The most widely known form of radiometric dating is carbon-14 dating . This is what archaeologists use to determine the age of human-made artifacts. But carbon-14 dating won't work on dinosaur bones. The half-life of carbon-14 is only 5,730 years, so carbon-14 dating is only effective on samples that are less than 50,000 years old. Dinosaur bones, on the other hand, are millions of years old -- some fossils are billions of years old. To determine the ages of these specimens, scientists need an isotope with a very long half-life. Some of the isotopes used for this purpose are uranium-238, uranium-235 and potassium-40 , each of which has a half-life of more than a million years.
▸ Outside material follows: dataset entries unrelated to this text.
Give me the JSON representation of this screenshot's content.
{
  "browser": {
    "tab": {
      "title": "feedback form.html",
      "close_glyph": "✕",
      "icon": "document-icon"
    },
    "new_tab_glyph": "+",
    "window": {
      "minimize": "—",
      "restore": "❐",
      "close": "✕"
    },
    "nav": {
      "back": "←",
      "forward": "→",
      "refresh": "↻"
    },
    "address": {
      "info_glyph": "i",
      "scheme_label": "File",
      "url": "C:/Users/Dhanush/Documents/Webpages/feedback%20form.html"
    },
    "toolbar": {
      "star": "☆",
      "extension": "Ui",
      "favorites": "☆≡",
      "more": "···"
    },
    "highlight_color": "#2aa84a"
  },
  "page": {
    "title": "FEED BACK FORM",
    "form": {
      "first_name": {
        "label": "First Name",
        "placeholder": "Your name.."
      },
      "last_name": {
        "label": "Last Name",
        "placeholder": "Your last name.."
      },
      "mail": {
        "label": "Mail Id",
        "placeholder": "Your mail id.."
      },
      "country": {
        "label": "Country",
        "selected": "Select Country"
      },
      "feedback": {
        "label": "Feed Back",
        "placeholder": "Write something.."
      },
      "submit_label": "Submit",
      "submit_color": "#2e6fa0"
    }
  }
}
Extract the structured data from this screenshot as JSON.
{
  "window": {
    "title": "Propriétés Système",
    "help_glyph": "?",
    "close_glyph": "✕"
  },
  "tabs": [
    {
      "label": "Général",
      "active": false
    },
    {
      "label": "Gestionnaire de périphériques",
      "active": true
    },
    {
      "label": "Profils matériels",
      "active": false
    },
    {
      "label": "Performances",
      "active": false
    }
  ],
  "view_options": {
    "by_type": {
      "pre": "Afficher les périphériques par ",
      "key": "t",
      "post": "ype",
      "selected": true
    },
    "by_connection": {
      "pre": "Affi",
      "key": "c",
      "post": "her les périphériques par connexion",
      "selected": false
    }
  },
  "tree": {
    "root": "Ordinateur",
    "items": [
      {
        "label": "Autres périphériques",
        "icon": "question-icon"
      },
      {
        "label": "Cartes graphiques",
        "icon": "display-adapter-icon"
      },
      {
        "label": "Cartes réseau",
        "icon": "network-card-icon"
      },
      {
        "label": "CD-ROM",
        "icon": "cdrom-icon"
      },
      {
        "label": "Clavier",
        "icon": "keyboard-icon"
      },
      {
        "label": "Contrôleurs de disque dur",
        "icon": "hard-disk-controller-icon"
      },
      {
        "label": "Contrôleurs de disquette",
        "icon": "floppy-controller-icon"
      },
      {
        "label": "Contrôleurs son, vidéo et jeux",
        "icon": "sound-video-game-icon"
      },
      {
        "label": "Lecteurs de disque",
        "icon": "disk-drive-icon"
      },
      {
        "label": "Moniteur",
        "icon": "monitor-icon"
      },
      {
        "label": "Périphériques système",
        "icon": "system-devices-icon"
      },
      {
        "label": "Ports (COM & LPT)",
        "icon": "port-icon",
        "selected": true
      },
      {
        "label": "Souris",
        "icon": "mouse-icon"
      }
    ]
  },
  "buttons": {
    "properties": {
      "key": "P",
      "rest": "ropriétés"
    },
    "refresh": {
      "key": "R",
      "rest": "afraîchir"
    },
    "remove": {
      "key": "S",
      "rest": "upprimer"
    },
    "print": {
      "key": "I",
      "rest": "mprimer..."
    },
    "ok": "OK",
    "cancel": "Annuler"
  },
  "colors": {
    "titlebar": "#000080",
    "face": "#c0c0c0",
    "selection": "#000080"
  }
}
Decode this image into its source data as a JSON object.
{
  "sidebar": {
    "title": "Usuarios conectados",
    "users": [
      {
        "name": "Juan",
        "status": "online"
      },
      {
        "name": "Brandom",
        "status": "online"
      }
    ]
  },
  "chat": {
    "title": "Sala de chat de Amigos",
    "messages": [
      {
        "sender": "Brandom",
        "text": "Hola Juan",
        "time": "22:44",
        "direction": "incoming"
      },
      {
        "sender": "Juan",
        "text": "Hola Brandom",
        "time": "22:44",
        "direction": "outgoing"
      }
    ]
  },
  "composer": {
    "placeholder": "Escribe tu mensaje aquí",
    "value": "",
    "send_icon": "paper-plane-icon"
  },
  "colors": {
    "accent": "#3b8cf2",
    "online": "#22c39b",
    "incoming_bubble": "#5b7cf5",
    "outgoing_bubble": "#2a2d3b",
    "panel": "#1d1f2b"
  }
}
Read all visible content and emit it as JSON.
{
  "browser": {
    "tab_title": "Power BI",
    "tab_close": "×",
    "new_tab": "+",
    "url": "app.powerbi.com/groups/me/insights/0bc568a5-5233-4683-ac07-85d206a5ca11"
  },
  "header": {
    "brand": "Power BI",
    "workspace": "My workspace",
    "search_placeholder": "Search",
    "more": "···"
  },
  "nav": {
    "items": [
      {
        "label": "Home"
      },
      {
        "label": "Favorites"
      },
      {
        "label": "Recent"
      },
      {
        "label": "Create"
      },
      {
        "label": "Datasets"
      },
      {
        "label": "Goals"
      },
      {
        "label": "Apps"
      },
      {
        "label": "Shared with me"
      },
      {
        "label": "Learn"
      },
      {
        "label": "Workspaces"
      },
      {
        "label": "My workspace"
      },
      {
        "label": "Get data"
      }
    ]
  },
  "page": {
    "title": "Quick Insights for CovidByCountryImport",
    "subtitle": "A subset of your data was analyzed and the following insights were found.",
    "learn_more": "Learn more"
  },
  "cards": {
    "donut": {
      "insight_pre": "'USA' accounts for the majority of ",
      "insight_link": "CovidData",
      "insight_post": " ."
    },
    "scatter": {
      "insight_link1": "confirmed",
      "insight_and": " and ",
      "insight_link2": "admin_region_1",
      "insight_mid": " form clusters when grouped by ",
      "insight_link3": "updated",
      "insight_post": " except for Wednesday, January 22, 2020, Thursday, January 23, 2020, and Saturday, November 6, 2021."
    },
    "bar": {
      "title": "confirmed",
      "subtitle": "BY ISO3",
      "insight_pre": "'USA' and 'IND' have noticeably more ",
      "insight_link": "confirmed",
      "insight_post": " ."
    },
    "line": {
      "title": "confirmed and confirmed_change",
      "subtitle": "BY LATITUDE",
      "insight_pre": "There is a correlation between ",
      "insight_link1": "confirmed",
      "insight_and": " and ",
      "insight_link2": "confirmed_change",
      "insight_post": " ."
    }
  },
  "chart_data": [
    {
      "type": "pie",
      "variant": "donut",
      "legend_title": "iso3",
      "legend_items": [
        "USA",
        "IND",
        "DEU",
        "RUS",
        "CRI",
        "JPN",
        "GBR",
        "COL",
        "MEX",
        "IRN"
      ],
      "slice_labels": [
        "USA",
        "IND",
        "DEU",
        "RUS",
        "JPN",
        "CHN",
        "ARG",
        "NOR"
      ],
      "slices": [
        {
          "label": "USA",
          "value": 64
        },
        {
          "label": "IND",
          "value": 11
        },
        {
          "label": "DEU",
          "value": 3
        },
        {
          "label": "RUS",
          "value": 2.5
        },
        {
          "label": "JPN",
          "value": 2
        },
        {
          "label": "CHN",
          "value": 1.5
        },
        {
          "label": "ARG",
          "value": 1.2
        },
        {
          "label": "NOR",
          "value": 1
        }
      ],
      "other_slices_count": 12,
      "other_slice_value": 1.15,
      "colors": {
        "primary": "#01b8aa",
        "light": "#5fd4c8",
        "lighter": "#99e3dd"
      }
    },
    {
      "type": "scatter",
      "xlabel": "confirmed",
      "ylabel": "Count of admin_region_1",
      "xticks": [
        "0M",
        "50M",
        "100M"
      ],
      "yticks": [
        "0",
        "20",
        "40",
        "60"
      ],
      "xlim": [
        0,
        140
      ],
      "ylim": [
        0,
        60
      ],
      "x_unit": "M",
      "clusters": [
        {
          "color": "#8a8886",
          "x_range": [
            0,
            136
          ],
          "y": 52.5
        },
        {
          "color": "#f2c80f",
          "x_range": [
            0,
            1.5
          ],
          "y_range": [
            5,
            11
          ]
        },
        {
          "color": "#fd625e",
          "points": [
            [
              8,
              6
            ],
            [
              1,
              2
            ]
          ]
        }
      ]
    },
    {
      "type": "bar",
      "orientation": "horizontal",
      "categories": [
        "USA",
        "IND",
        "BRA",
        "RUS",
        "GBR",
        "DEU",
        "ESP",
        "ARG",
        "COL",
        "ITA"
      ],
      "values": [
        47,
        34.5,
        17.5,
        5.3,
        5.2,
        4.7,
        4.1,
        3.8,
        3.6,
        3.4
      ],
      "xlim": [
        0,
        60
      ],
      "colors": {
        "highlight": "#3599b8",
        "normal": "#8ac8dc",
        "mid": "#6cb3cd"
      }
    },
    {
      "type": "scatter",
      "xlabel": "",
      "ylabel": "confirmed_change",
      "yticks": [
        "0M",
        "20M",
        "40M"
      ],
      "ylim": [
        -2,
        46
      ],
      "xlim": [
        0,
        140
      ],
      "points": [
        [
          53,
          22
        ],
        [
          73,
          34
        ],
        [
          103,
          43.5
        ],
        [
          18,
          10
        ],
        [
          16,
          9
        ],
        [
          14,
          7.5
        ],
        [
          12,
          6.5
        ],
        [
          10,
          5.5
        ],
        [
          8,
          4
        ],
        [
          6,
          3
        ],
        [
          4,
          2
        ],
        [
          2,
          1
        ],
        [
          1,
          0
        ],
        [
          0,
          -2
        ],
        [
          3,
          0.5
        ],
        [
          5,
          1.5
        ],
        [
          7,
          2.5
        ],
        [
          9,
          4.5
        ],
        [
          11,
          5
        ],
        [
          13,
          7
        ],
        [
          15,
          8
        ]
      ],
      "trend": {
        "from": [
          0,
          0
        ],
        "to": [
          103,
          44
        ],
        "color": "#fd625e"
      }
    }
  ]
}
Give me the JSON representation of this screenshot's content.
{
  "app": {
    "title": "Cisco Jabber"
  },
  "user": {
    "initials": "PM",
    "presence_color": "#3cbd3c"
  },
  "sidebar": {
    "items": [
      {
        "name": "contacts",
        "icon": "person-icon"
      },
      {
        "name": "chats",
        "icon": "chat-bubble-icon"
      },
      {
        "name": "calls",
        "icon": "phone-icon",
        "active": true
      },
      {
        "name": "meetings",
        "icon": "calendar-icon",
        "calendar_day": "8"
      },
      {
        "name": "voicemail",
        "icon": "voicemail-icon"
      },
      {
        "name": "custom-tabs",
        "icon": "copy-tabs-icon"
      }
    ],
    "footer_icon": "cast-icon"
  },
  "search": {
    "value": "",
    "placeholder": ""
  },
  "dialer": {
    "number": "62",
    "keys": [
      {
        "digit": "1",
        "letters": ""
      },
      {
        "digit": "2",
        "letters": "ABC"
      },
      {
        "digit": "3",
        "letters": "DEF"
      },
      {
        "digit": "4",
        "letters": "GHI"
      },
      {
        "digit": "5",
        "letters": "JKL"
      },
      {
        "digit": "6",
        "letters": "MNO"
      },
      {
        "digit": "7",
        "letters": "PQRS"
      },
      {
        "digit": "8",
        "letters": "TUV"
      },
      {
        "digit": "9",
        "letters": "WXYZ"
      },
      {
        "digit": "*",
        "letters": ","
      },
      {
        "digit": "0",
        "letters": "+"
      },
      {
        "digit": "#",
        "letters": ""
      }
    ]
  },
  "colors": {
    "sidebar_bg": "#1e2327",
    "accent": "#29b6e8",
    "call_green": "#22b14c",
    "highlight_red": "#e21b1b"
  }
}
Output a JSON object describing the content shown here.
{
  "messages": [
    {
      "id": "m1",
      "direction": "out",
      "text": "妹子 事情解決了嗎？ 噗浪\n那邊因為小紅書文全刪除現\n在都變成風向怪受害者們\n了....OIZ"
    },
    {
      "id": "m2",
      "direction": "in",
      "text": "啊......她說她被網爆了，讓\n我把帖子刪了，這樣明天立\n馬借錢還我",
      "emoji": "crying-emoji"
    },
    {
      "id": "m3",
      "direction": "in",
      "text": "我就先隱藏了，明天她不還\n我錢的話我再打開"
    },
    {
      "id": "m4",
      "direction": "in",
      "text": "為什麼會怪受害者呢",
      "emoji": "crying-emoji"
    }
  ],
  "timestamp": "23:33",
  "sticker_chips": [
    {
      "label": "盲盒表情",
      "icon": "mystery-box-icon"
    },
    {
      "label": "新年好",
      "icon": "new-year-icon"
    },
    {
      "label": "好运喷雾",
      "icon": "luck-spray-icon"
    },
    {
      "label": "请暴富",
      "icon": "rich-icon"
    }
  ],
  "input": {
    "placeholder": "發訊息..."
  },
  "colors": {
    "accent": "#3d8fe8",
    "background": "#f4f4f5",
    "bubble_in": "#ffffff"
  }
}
Unfortunately, these elements don't exist in dinosaur fossils themselves. Each of them typically exists in igneous rock, or rock made from cooled magma. Fossils, however, form in sedimentary rock -- sediment quickly covers a dinosaur's body, and the sediment and the bones gradually turn into rock. But this sediment doesn't typically include the necessary isotopes in measurable amounts. Fossils can't form in the igneous rock that usually does contain the isotopes. The extreme temperatures of the magma would just destroy the bones.

So to determine the age of sedimentary rock layers, researchers first have to find neighboring layers of Earth that include igneous rock, such as volcanic ash. These layers are like bookends -- they give a beginning and an end to the period of time when the sedimentary rock formed. By using radiometric dating to determine the age of igneous brackets , researchers can accurately determine the age of the sedimentary layers between them.

Using the basic ideas of bracketing and radiometric dating, researchers have determined the age of rock layers all over the world. This information has also helped determine the age of the Earth itself. While the oldest known rocks on Earth are about 3.5 billion years old, researchers have found zircon crystals that are 4.3 billion years old [source: USGS ]. Based on the analysis of these samples, scientists estimate that the Earth itself is about 4.5 billion years old. In addition, the oldest known moon rocks are 4.5 billion years old. Since the moon and the Earth probably formed at the same time, this supports the current idea of the Earth's age.

Radiometric dating isn't the only method of determining the age of rocks. Other techniques include analyzing amino acids and measuring changes in an object's magnetic field. Scientists have also made improvements to the standard radiometric measurements. For example, by using a laser, researchers can measure parent and daughter atoms in extremely small amounts of matter, making it possible to determine the age of very small samples [source: New Scientist ].